▸ Supplied data:
==============================

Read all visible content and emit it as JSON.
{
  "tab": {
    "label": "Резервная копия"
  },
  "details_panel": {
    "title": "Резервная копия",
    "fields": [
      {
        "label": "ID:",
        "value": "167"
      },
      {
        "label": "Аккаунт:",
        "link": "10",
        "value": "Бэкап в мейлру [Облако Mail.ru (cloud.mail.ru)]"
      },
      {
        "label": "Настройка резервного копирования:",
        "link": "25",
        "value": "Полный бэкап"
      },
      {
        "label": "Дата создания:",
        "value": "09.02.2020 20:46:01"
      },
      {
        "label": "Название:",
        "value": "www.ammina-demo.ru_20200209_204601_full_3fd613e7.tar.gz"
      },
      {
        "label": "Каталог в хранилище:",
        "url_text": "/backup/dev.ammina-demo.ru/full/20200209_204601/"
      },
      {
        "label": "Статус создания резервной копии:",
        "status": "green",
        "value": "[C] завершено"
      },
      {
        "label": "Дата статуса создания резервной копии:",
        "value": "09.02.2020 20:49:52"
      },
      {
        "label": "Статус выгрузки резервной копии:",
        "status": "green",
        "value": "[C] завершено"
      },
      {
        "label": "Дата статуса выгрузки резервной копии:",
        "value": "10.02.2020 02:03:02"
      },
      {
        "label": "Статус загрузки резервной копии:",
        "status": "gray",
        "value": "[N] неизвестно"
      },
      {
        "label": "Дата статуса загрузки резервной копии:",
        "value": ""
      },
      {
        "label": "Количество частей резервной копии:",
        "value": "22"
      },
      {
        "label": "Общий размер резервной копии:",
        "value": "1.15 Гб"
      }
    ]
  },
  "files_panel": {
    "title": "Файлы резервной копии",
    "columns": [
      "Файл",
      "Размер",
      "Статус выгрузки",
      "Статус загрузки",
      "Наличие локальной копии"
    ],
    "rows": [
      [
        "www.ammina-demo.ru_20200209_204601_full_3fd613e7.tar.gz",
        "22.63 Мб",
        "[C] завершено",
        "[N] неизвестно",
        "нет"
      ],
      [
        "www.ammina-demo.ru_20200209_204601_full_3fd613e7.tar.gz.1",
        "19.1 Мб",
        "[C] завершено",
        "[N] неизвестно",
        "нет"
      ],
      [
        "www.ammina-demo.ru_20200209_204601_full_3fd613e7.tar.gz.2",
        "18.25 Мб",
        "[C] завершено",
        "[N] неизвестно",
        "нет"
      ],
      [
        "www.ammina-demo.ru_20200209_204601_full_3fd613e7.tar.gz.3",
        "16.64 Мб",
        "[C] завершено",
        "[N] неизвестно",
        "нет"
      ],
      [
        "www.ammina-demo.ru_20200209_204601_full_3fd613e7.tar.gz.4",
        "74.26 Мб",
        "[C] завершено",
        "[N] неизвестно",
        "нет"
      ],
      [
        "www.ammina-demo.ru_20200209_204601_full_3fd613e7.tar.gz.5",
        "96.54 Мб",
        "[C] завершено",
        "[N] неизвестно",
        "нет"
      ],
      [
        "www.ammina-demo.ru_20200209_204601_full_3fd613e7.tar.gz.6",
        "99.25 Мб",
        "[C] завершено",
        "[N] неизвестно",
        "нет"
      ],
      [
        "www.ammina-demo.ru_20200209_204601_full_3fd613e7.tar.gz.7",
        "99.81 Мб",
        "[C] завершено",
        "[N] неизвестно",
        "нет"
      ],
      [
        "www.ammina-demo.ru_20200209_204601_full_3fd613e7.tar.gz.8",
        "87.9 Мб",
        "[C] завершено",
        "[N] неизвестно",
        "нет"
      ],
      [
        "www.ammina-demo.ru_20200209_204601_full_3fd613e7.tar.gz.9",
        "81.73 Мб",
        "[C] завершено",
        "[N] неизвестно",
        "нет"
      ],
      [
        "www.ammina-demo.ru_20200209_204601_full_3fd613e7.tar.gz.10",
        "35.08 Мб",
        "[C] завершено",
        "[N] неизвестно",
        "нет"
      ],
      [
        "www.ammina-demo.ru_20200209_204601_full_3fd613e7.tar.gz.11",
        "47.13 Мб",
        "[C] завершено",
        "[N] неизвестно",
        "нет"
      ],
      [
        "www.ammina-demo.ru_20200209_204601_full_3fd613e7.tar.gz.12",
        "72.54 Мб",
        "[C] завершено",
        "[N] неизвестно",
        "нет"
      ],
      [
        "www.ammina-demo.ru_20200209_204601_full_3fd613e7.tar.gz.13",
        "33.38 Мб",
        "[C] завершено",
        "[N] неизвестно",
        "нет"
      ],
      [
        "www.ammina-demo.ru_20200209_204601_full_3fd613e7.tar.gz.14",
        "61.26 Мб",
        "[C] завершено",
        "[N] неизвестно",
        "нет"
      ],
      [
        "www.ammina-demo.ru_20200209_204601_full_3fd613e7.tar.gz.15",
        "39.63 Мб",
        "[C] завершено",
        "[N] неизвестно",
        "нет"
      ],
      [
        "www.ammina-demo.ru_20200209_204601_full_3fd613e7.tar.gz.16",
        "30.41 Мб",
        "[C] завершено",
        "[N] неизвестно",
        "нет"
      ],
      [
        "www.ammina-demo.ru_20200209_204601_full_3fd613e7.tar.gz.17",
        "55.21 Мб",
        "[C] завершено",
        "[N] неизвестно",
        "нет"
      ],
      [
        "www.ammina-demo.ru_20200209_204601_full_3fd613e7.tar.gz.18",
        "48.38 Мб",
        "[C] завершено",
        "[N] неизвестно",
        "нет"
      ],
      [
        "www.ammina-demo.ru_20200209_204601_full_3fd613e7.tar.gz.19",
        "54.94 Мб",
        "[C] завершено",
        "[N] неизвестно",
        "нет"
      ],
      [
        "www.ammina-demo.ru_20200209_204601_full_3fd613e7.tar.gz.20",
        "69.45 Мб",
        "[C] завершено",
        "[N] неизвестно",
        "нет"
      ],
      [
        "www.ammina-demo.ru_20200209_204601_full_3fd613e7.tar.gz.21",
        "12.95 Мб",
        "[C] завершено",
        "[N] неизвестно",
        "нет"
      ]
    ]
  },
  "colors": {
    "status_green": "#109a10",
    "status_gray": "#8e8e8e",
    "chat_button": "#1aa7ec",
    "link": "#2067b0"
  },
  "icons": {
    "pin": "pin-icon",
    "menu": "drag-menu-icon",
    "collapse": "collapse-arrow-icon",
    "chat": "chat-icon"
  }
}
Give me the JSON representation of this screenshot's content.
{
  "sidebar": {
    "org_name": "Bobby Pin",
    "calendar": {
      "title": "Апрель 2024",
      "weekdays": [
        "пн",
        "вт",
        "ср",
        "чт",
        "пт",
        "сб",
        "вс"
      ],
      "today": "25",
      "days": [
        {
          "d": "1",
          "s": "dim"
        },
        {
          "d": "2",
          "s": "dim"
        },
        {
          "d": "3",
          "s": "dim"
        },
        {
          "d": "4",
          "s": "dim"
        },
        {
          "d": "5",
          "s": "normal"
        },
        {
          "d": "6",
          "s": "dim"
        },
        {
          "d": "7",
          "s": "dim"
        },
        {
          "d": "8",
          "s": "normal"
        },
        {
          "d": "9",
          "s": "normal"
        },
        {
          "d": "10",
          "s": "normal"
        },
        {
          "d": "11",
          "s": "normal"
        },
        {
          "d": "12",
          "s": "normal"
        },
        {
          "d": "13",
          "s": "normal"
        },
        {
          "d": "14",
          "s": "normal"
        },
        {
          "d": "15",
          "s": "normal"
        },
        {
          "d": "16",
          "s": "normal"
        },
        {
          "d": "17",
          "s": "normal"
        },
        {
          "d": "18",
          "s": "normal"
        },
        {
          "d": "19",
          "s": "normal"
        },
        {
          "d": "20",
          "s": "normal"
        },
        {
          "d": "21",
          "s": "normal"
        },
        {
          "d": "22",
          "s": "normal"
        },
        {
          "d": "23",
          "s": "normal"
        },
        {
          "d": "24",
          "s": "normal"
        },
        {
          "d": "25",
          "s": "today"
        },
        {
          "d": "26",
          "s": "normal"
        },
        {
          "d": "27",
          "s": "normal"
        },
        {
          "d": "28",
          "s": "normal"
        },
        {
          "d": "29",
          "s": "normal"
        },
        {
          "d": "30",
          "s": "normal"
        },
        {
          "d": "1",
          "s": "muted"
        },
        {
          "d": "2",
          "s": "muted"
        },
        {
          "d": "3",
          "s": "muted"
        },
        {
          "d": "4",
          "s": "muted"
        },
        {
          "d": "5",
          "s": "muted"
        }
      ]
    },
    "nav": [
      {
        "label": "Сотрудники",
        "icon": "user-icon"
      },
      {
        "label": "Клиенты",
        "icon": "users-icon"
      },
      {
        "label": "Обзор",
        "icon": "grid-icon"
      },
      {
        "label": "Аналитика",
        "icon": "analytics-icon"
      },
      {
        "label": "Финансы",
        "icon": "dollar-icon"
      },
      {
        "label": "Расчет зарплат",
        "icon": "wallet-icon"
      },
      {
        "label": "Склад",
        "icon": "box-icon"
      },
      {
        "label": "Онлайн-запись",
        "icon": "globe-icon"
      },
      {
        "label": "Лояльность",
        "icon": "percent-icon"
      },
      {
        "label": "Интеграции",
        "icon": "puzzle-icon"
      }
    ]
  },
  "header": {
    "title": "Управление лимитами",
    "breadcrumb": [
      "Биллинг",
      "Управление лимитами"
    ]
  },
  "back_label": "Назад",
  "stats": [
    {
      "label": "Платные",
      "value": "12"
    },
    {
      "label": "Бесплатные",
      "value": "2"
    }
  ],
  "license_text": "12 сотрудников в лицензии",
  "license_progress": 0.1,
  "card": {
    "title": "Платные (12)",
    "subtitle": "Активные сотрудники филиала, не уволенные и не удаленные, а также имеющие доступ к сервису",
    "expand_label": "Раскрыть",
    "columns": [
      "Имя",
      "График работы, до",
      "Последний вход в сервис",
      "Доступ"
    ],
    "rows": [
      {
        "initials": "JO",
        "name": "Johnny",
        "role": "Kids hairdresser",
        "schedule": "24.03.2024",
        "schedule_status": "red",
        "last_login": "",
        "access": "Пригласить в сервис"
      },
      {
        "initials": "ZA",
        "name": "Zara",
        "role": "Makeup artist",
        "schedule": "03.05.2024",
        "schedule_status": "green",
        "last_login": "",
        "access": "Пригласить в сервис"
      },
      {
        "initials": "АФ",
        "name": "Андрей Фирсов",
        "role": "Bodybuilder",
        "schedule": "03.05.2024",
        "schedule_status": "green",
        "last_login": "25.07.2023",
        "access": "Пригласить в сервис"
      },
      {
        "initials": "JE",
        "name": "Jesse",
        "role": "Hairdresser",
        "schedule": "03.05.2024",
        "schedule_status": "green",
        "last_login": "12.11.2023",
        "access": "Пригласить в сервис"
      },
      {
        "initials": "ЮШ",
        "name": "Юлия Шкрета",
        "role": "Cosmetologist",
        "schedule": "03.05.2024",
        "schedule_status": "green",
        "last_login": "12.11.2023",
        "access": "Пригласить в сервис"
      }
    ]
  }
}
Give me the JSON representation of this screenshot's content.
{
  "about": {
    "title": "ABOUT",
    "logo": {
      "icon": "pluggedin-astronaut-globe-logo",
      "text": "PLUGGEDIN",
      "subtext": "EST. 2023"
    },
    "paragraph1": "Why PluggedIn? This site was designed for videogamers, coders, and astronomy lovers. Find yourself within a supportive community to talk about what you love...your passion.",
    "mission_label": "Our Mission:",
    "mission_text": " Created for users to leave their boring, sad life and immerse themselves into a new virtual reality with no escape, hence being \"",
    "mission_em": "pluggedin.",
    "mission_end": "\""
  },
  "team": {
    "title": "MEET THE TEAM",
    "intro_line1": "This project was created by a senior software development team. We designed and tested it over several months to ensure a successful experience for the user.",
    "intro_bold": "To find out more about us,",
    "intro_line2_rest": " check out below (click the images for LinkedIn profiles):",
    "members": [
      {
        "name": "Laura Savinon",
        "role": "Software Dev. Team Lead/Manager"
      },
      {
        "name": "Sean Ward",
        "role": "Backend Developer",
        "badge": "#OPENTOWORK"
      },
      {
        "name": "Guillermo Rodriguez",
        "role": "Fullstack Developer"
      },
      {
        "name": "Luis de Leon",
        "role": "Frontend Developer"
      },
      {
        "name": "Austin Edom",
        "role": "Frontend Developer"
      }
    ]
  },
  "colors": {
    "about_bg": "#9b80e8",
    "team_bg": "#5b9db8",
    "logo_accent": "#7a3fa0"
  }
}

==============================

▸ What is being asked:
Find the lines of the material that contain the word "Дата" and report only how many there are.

▸ Exercise answer:
4